### Supplied records
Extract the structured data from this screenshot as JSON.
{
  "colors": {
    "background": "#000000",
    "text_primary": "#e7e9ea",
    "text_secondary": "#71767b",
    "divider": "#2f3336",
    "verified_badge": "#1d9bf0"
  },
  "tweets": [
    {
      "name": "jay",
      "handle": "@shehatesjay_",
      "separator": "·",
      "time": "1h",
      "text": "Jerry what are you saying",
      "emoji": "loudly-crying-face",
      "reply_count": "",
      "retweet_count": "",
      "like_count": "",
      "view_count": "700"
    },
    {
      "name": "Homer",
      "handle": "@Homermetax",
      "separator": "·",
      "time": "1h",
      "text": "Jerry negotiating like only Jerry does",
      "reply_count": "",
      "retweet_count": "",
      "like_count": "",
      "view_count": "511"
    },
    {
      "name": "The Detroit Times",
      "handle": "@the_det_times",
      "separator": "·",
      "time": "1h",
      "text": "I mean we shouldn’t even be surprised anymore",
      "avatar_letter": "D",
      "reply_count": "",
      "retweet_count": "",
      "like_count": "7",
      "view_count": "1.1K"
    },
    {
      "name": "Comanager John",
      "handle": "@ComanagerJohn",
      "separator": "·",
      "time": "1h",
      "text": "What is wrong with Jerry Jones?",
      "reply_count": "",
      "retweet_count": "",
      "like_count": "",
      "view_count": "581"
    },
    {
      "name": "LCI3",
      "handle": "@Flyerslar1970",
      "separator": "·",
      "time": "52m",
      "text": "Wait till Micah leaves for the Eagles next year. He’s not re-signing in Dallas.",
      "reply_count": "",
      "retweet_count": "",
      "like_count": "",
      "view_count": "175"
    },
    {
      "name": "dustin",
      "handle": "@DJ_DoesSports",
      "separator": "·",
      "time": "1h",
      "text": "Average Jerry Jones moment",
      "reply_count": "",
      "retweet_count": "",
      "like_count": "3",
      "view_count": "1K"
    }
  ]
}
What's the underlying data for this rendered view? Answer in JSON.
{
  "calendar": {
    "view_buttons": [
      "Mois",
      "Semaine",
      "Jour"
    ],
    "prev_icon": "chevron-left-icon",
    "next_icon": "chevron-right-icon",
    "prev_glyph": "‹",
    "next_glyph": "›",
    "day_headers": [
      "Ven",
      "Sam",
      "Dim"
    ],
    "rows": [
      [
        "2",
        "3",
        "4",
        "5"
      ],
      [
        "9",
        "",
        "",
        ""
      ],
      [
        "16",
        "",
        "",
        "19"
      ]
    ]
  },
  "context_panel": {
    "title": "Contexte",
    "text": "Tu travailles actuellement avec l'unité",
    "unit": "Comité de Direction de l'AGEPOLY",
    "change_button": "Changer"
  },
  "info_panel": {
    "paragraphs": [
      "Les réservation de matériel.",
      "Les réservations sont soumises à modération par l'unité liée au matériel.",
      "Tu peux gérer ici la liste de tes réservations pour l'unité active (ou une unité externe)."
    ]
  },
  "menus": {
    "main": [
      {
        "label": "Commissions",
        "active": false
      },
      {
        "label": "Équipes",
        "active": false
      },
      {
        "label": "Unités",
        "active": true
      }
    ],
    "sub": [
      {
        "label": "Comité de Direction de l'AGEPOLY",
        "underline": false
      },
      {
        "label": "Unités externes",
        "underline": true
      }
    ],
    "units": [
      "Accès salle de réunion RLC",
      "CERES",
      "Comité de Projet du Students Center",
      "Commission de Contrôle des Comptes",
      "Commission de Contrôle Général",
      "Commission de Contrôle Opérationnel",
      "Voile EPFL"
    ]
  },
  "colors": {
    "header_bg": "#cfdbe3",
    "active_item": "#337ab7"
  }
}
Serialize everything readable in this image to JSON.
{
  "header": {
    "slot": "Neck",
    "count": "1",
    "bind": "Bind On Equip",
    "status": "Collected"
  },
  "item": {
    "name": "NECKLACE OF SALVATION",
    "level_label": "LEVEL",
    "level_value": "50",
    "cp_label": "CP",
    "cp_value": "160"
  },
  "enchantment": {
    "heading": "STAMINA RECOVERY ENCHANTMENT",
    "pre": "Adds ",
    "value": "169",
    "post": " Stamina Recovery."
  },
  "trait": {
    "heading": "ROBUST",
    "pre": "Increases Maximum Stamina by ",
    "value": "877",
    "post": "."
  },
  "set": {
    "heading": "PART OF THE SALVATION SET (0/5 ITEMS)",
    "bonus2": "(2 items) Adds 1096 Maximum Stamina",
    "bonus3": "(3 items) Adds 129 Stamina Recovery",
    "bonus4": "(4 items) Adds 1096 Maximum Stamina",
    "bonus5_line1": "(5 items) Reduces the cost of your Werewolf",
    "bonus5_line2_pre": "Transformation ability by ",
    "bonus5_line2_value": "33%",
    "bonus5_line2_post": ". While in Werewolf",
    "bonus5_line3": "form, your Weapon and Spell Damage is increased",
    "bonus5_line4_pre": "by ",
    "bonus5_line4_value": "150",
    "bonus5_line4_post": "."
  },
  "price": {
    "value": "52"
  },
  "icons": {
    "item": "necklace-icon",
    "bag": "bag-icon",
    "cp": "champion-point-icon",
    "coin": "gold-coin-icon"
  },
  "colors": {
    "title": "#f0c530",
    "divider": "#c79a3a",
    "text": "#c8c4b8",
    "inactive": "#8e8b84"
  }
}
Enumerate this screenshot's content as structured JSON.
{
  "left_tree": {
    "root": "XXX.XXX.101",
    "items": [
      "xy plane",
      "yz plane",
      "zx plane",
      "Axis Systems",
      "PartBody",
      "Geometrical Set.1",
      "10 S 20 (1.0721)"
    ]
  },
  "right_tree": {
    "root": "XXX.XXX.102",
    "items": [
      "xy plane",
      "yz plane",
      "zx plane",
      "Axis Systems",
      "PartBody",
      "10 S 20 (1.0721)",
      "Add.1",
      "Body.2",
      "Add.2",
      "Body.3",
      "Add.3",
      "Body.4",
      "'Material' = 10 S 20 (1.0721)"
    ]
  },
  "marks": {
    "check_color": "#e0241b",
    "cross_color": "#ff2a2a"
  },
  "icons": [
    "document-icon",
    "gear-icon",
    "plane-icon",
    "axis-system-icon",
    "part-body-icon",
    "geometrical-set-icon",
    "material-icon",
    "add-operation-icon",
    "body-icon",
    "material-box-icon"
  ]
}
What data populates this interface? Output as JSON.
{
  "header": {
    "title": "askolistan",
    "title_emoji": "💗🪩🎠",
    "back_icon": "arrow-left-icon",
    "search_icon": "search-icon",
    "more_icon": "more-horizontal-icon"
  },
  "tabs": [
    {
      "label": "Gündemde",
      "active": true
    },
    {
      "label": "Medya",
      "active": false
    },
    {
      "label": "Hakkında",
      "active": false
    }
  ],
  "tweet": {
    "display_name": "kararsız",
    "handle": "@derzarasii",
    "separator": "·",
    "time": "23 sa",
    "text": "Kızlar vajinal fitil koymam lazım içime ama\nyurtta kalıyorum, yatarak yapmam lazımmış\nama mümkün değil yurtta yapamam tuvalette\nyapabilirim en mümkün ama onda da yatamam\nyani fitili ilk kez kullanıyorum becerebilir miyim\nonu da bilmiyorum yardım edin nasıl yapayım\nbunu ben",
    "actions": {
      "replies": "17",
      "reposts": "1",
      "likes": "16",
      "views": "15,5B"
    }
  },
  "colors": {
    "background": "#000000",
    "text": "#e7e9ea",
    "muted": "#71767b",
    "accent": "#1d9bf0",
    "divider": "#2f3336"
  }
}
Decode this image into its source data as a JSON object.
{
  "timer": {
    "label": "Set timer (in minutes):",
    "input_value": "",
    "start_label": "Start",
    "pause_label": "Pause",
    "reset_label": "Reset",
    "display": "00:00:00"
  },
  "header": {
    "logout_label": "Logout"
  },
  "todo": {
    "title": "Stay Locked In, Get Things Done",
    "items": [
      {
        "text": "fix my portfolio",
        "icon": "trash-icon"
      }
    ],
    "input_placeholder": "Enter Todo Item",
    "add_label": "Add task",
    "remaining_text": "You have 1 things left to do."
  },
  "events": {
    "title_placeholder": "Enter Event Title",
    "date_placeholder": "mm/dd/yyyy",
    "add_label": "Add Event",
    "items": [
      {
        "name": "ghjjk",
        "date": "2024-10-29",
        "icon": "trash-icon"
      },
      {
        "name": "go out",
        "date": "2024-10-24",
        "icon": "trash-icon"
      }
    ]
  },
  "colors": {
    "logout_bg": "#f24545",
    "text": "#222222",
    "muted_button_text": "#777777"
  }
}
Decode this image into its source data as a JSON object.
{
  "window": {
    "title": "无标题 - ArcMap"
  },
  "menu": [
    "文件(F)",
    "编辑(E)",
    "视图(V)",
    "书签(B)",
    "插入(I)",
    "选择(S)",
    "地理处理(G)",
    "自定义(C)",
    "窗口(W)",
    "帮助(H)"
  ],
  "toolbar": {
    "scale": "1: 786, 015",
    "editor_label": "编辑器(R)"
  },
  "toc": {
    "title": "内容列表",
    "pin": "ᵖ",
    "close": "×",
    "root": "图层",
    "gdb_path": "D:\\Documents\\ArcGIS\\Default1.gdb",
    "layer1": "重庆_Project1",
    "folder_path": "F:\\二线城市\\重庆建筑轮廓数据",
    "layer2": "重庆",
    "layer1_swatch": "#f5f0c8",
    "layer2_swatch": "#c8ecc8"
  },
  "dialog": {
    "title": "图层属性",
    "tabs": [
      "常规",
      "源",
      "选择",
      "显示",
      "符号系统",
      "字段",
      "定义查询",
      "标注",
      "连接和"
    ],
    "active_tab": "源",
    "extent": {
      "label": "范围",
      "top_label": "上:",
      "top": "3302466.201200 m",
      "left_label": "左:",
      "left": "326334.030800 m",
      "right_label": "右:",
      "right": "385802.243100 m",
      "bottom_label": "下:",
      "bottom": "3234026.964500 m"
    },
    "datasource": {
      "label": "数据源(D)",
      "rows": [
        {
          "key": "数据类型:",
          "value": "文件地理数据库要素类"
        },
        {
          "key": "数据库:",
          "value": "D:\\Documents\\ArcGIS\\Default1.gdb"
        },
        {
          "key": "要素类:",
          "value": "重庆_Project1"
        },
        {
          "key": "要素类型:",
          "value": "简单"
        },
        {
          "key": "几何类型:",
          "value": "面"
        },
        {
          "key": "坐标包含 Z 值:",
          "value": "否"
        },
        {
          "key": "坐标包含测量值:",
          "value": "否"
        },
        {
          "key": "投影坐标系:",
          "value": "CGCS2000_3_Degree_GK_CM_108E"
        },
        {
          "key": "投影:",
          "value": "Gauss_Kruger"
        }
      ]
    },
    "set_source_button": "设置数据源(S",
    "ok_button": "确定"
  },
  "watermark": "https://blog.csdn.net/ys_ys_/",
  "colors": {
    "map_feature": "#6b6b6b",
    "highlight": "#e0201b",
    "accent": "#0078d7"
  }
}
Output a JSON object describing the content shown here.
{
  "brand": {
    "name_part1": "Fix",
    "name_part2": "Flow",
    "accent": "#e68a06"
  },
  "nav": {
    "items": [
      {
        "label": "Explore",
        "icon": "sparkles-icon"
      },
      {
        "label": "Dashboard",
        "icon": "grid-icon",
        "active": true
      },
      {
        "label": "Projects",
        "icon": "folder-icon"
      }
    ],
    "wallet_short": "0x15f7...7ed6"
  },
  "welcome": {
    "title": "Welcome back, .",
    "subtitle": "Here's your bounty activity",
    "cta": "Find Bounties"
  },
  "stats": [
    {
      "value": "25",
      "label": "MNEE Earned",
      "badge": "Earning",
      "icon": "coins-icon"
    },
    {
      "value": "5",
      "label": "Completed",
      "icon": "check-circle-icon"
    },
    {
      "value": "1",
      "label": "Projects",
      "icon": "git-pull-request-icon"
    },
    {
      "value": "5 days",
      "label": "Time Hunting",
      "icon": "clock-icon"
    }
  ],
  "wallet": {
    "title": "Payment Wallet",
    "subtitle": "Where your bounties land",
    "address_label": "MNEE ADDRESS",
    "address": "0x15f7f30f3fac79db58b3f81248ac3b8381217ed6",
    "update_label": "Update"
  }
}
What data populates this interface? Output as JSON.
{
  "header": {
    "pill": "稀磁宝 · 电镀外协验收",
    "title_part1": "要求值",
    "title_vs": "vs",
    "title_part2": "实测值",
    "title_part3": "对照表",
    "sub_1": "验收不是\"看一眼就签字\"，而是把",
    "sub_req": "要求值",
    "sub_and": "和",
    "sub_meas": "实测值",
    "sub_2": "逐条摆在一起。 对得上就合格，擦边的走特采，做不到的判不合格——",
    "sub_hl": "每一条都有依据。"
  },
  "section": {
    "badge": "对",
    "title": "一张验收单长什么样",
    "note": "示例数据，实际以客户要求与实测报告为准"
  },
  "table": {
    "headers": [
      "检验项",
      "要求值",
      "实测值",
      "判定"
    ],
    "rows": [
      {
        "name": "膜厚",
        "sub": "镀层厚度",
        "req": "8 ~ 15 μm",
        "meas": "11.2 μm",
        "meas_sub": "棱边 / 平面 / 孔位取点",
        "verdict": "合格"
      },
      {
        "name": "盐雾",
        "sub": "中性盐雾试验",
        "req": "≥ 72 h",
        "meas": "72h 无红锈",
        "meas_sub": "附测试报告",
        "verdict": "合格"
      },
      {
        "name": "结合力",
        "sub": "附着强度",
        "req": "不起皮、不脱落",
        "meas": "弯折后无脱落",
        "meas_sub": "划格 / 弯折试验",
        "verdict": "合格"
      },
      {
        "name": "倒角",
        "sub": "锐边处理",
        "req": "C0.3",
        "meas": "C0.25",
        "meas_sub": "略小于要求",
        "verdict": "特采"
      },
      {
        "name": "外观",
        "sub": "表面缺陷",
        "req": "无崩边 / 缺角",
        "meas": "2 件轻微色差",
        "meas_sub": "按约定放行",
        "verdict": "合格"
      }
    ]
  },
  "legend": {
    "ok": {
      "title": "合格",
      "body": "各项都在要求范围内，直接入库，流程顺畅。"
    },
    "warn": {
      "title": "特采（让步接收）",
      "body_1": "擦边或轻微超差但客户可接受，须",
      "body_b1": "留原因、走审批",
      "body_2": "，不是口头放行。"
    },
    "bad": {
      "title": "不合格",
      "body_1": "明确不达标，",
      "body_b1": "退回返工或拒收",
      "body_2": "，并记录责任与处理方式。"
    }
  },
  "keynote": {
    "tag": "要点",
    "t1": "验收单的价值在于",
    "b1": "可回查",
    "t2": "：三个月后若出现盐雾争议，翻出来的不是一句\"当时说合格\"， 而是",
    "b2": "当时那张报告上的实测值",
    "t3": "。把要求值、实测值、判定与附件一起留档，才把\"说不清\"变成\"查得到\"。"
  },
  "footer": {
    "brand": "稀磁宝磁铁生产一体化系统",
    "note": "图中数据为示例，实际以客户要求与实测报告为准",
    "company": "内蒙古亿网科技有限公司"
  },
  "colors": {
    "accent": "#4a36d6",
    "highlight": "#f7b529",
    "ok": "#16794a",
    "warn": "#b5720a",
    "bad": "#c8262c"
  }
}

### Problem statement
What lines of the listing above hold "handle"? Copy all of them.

### Result of this task
      "handle": "@shehatesjay_",
      "handle": "@Homermetax",
      "handle": "@the_det_times",
      "handle": "@ComanagerJohn",
      "handle": "@Flyerslar1970",
      "handle": "@DJ_DoesSports",
    "handle": "@derzarasii",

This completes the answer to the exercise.